For example at the end of 2013, approximately 2.4MW of operational community owned renewable energy within Argyll and Bute provided more profit per annum to their respective communities than the total community benefit payments from all commercial scale wind farms throughout Argyll and Bute.
In recognition of the challenges faced by community groups and the benefits which can be accrued as a result of community owned renewables, the CROP focuses on providing information and links to organisations that can help communities in realising their renewable energy ambitions.
Methodology of developing the CROP
In developing the CROP we consulted widely with organisations operating in Argyll and Bute. The consultation consisted of a survey that was undertaken between March and May 2012 and distributed to over 600 community groups. From the responses and subsequent interviews, six key elements were identified as the being the most challenging for groups developing or delivering a community renewable energy project.
- The development of the project as a whole e.g. getting it off the ground, pulling together the different elements.
- Access to funding, whether it is accessing information on finance or securing development or capital finance.
- Scoping your project.
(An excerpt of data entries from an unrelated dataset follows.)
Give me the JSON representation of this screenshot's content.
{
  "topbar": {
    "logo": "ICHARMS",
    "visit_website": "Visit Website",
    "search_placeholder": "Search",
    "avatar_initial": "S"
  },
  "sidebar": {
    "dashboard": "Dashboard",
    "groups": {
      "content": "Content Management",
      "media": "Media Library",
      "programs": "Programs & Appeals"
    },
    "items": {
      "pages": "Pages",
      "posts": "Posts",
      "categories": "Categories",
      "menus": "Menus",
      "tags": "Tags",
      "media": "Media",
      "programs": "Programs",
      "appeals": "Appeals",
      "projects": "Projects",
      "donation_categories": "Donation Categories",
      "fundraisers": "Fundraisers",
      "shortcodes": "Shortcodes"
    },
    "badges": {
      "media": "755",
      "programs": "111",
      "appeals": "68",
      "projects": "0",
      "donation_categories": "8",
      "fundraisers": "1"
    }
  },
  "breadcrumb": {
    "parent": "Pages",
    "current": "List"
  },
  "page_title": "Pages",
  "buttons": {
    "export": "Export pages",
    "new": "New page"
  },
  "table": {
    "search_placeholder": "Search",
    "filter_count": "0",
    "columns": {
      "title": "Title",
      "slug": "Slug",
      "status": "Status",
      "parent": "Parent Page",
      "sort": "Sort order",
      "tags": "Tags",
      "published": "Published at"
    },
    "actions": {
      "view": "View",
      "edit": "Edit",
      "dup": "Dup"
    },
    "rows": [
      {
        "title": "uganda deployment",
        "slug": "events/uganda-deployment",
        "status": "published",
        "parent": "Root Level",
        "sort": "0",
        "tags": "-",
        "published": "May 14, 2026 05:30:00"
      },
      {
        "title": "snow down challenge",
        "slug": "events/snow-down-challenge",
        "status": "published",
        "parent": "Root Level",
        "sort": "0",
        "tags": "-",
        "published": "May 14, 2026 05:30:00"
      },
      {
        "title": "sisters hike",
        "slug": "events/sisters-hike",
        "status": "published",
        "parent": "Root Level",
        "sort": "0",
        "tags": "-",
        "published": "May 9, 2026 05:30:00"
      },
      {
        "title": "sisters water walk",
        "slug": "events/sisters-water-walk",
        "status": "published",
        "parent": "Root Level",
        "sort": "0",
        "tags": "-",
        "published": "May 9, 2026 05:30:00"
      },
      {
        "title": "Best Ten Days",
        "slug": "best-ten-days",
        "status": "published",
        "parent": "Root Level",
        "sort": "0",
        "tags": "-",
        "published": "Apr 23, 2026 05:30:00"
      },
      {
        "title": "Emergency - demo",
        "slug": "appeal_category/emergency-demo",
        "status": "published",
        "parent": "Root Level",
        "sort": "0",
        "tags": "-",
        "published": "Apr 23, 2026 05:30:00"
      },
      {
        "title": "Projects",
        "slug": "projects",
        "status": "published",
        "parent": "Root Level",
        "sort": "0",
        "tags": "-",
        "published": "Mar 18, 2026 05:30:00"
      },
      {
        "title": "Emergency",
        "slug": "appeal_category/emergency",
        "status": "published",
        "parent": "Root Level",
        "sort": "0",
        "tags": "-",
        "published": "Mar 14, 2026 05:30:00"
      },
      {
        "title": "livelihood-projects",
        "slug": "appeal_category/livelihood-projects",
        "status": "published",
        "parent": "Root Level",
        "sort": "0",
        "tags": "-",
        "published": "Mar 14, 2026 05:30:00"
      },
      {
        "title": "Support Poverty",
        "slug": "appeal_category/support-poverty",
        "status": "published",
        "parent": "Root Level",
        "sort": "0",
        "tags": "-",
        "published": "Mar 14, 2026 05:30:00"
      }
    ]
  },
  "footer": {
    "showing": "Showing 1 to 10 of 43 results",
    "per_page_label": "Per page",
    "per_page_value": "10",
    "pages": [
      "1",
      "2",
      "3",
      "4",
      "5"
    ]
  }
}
The primary reasons for the development of community renewable projects stem from wider aspirations for the benefit of their community; usually to play a role in mitigating climate change by reducing the community's carbon footprint or to stimulate economic development by securing income to deliver direct community benefits such as regeneration, provision of community grants, employment, etc. It is recognised that community renewable projects are not developed to meet a market demand but to satisfy other objectives.
- Ensuring that community groups had sufficient capacity within their organisations to develop renewable projects is another important issue although some community groups have easier access to skills, knowledge and possibly more people within their organisation than others.
- Developing partnerships with other organisations to help deliver projects was identified as being difficult suggesting that some assistance is required for community groups in developing partnerships.
- Access to information about the electricity grid was difficult to obtain.
This feedback was used to define the outcomes/purpose for the CROP:
- To make the development of a community owned renewable energy projects as simple as possible through the provision of a route map with clear impartial guidance.
- To provide an overview of the different renewable energy technologies.
- To highlight the free support and guidance available from Argyll and Bute Council and other agencies.
- To advise on funding opportunities for community renewable energy projects.
- To highlight the opportunities for building capacity within groups through training and knowledge transfer opportunities.
- To provide guidance on grid connection issues.
What the Council will do
To ensure that communities benefit from renewables Argyll and Bute Council will
- Maintain a Community Benefit Framework and encourage developers to provide a fund which can be made available to local communities and/or an Argyll and Bute wide body for the benefit of all of the community.
- Continue to offer the legal framework (The Argyll and Bute Wind Farm Trust) to enable communities to manage community benefit for their own purposes at no cost.
- Support communities to develop their own renewable energy projects through the provision of the CROP to guide them through the process.
- Host events, as appropriate, focusing on renewable energy subjects to inform local communities and to build their knowledge and capacity to maximise the benefits from renewables.
- Host meetings, as appropriate, of community groups developing renewable energy projects to enable them to meet with SSE and discuss issues surrounding connection to the grid.